So, while landscapers may be vulnerable to sunburns, dehydration, and heat stroke, they are generally working in and around permeable surfaces like grass and garden beds. These surfaces absorb heat from the sun and release it slowly during the evening, helping to moderate the surrounding temperature.
Asphalt workers, on the other hand, spend their days around non-permeable surfaces that readily absorb heat and increase the surface temperature drastically, causing an already sweltering day to feel even hotter. These workers are even more susceptible to heat-related illnesses due to the surfaces commonly present in their work environment.
Recognize the Signs of Heat-Related Illness
Being able to recognize the signs of heat stress before an illness takes hold is crucial to protecting construction workers. There are a variety of heat-related illnesses that can arise, including heat stroke, heat exhaustion, heat syncope (fainting), heat cramps, and heat rash.
Look for these tell-tale signs:
- Hot, dry skin or profuse sweating
- Elevated body temperature
- Dizziness or light-headedness
First aid recommendations depend on the individual and their symptoms, but every worksite should have appropriate safety equipment that is easily accessible. Heat-related emergencies are often overlooked and can be deadly, so be sure to obtain medical help when necessary.
Top Tips to Protect Workers from Extreme Heat
We’ve established that the risks are there. Thankfully, there are a variety of ways to help protect employees from heat-related illness.
- Wear long sleeves.

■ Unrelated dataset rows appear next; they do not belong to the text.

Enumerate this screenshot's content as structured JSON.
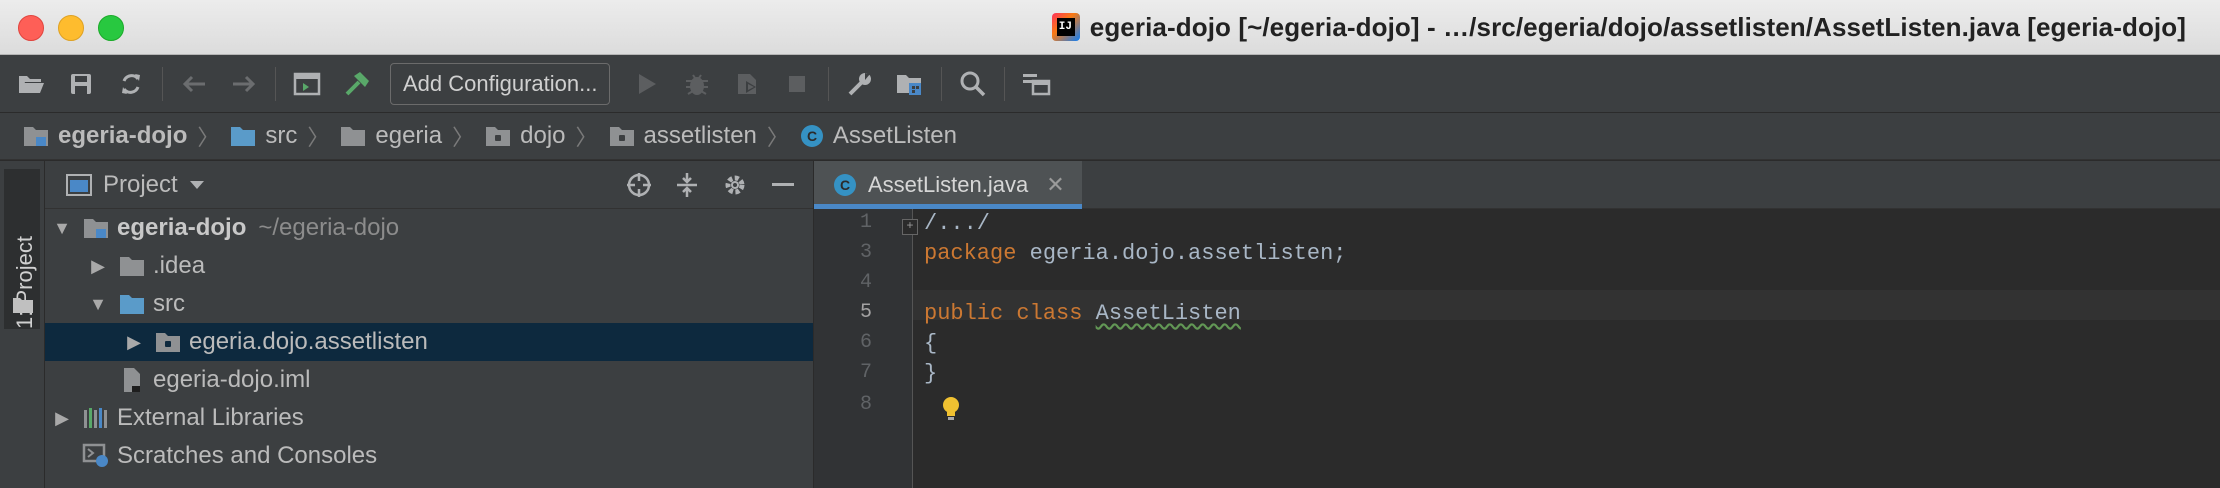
{
  "window": {
    "title": "egeria-dojo [~/egeria-dojo] - …/src/egeria/dojo/assetlisten/AssetListen.java [egeria-dojo]"
  },
  "toolbar": {
    "add_configuration_label": "Add Configuration..."
  },
  "breadcrumb": [
    {
      "label": "egeria-dojo"
    },
    {
      "label": "src"
    },
    {
      "label": "egeria"
    },
    {
      "label": "dojo"
    },
    {
      "label": "assetlisten"
    },
    {
      "label": "AssetListen"
    }
  ],
  "tool_window_stripe": {
    "project_tab_label": "1: Project"
  },
  "project_panel": {
    "title": "Project",
    "tree": [
      {
        "name": "egeria-dojo",
        "path": "~/egeria-dojo"
      },
      {
        "name": ".idea"
      },
      {
        "name": "src"
      },
      {
        "name": "egeria.dojo.assetlisten"
      },
      {
        "name": "egeria-dojo.iml"
      },
      {
        "name": "External Libraries"
      },
      {
        "name": "Scratches and Consoles"
      }
    ]
  },
  "editor": {
    "tab_label": "AssetListen.java",
    "line_numbers": [
      "1",
      "3",
      "4",
      "5",
      "6",
      "7",
      "8"
    ],
    "current_line": "5",
    "code": {
      "line1": "/.../",
      "line3_kw": "package",
      "line3_rest": " egeria.dojo.assetlisten;",
      "line5_kw": "public class",
      "line5_class": "AssetListen",
      "line6": "{",
      "line7": "}"
    }
  },
  "colors": {
    "keyword": "#cc7832",
    "text": "#a9b7c6",
    "selection": "#0d293e",
    "tab_accent": "#4a88c7",
    "folder_blue": "#5a9bc9"
  }
}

It might seem counterintuitive, but wearing long sleeves allows you to take advantage of your body’s natural cooling system—sweat. Lightweight fabrics in light colors are best since they absorb less heat than darker materials

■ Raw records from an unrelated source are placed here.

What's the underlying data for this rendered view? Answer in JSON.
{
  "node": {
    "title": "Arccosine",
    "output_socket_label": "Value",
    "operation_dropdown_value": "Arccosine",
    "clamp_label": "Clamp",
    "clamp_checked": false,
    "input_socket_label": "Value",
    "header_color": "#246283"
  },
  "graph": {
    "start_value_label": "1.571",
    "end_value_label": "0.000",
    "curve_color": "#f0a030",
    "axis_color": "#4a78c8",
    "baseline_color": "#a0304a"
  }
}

- Don’t forget a hat. Not only do they protect your head from getting sunburned, they can also help create a bit of personal shade. Consider providing outdoor employees with large-brimmed hats
- Hydrate well and often. Drink about 5 to 7 ounces of water every 15 minutes, even if you aren’t thirsty. Electrolytes can also help replenish the minerals that you sweat out. Great sources of hydration include coconut water, lemon water, fruits and vegetables, nut butters, and salty foods

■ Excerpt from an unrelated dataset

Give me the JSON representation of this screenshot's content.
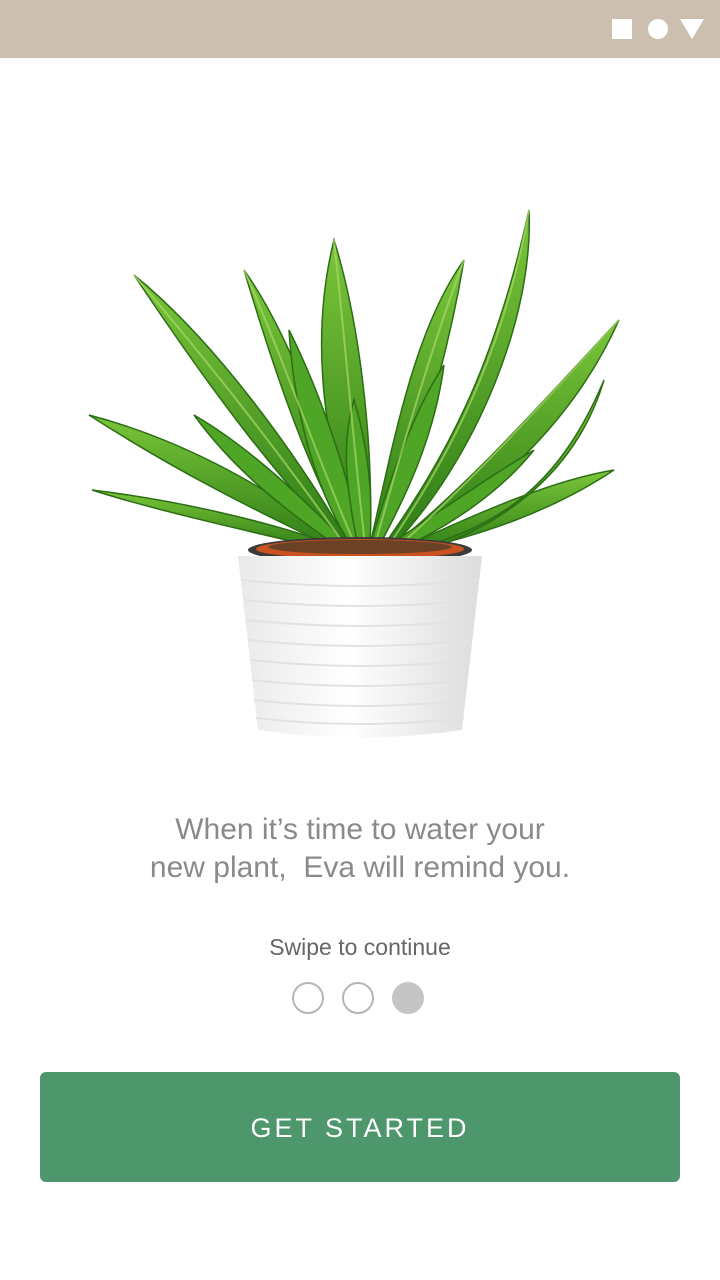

- Make healthy food choices. A healthy, balanced meal will provide the energy needed to get through a tough day. Need a snack? Grab a potassium-rich banana, which your body can use to help replenish itself and prevent dehydration
- Take frequent breaks. Provide a cool, shady spot for workers to take breaks. If possible, have portable fans available to circulate cooler air
- Adjust scheduling. Start work early to take advantage of the cooler times of the day. The hottest time of day typically exists during the early afternoon (1 to 3 pm), so try to plan the bulk of the work in the early morning hours or late evening
OSHA’s heat safety tool is a great app to help ensure worker safety on hot summer days. It takes the heat index (a combination of the temperature and humidity) into account to determine a risk rating. From there, the app provides users with precautions that they can take to mitigate their risk of heat stroke, heat exhaustion, and other HRIs. It also offers signs and symptoms to watch out for and provides guidance for both supervisors and workers.
|Free Download: Hot Weather Survival Guide|
It’s Not Just Good Practice—It’s the Law
While some workplace safety hazards can be eliminated, the hot summer weather is not one of them. Extreme heat is to be expected during the summer months and employees will always be vulnerable to heat-related illnesses.
Under OSHA regulation, employers are responsible for providing workplaces that are free of known safety hazards—this includes protecting workers from the dangers of extreme heat. Having a complete heat illness prevention program in place is one of the best ways to mitigate the risks.
If you’re an employer or safety manager with employees working on asphalt, make sure you and your workers know the symptoms of heat stress, how to prevent heat-related illnesses, and what to do in case of an emergency. By providing the right safety equipment, education, and training, you can rest easy knowing that your workers are safe in those dog days of summer.